  1. Lakoff G (1993) The contemporary theory of metaphor. In: Ortony A (ed) Metaphor and thought. Cambridge University Press, New York, pp 202–250CrossRefGoogle Scholar
  2. Lave J, Wenger E (1991) Situated learning: legitimate peripheral participation. Cambridge University Press, New YorkCrossRefGoogle Scholar
  3. Piaget J (1952) The origins of intelligence of the child. Routledge and Kegan Paul, LondonCrossRefGoogle Scholar
  4. Sfard A (1998) On two metaphors for learning and the dangers of choosing just one. Educ Res 27(2):4–13Google Scholar
  5. Vygotsky LS (1978) Mind in society: the development of higher psychological processes. Harvard University Press, CambridgeGoogle Scholar

Copyright information

© Springer Science+Business Media Dordrecht 2014
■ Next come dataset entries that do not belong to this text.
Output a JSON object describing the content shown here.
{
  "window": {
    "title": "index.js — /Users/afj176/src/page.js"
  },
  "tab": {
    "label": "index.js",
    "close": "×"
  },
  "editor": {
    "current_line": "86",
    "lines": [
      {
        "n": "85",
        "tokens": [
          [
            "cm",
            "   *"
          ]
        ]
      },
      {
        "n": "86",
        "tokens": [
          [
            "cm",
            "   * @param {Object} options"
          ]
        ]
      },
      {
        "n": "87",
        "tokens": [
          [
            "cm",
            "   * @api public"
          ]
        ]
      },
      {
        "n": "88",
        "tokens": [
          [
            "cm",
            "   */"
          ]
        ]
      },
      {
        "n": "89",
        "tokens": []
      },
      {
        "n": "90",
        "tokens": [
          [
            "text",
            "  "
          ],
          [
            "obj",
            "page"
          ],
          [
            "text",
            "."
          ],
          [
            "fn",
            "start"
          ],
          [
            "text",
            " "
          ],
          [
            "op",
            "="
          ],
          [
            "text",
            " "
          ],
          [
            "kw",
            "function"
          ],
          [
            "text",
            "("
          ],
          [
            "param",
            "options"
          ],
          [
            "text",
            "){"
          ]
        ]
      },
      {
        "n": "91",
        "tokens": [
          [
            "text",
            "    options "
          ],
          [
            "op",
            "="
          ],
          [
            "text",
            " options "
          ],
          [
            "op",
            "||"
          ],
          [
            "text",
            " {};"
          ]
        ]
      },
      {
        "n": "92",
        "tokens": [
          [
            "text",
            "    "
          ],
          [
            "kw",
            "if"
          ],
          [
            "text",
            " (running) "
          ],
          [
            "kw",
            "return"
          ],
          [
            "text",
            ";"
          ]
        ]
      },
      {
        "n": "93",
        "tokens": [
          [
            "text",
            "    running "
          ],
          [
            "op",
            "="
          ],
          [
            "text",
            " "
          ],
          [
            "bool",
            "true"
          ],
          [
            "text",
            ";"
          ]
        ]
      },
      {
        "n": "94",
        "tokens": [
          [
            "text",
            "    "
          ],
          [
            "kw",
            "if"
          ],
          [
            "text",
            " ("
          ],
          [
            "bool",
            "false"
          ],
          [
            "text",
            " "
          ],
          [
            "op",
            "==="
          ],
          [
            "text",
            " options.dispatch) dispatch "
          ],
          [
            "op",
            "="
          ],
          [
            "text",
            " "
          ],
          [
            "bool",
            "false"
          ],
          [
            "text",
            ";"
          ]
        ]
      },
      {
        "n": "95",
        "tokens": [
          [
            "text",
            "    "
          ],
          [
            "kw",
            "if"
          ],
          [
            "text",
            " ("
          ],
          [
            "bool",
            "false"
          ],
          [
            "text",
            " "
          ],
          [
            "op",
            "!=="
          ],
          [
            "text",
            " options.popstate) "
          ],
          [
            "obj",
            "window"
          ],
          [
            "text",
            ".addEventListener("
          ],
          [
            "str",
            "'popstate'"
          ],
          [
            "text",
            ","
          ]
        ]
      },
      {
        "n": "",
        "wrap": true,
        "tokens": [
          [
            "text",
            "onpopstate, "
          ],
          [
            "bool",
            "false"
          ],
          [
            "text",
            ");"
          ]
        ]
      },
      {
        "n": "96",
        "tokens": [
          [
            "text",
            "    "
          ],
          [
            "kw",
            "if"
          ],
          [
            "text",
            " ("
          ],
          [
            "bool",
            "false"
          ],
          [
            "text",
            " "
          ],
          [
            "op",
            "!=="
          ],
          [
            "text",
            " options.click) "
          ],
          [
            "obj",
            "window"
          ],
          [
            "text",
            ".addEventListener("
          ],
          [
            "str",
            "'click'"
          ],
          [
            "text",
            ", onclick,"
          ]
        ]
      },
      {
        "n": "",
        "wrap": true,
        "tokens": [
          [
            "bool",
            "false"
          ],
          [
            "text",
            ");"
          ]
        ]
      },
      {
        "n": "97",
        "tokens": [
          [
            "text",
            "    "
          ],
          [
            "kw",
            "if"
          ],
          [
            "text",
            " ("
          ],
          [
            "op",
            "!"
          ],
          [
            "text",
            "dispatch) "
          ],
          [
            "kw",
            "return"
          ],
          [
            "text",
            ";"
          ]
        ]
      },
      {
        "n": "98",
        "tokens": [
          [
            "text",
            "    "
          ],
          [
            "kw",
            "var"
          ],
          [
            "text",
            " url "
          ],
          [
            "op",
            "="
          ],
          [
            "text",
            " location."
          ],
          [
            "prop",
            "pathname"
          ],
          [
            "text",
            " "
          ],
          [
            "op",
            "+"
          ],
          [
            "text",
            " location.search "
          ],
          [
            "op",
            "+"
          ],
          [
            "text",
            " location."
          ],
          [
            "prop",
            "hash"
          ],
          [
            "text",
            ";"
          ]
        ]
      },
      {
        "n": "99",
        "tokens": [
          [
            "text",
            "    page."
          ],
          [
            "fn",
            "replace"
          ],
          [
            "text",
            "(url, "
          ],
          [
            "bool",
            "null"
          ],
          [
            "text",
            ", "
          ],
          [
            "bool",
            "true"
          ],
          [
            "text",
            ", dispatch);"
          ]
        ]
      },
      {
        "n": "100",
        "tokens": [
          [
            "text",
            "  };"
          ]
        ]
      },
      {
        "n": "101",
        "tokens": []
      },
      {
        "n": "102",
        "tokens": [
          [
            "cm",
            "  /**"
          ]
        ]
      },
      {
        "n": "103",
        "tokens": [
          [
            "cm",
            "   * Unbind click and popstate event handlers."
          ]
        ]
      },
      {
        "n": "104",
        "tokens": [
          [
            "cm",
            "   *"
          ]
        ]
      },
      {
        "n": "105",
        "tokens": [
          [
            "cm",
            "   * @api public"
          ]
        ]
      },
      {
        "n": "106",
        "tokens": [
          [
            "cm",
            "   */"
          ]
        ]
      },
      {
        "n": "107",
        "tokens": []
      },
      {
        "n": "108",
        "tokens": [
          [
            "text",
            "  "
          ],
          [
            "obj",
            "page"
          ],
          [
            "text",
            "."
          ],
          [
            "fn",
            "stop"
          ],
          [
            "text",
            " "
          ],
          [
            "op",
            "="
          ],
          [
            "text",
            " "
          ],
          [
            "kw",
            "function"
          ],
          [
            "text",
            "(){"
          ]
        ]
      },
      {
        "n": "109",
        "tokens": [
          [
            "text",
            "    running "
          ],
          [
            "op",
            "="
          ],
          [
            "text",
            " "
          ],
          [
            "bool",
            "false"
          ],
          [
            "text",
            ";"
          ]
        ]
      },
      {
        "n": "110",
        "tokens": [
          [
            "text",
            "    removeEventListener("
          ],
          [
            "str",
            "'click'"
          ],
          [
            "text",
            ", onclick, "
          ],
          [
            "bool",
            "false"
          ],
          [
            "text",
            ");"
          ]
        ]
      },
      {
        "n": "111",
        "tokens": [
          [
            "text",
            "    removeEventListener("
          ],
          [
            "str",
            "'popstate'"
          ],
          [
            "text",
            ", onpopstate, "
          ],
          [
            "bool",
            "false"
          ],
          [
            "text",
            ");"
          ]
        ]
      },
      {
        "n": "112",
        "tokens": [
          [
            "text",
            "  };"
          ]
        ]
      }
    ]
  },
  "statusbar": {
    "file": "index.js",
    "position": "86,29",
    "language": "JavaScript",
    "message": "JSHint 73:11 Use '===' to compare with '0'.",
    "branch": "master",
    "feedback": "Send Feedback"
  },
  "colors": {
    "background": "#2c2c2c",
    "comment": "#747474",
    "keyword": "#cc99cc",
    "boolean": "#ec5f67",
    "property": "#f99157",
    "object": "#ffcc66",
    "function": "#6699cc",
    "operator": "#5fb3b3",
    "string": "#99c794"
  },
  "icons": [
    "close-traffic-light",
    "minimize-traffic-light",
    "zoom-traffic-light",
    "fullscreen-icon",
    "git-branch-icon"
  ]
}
Authors and Affiliations

  1. 1.University of HaifaHaifaIsrael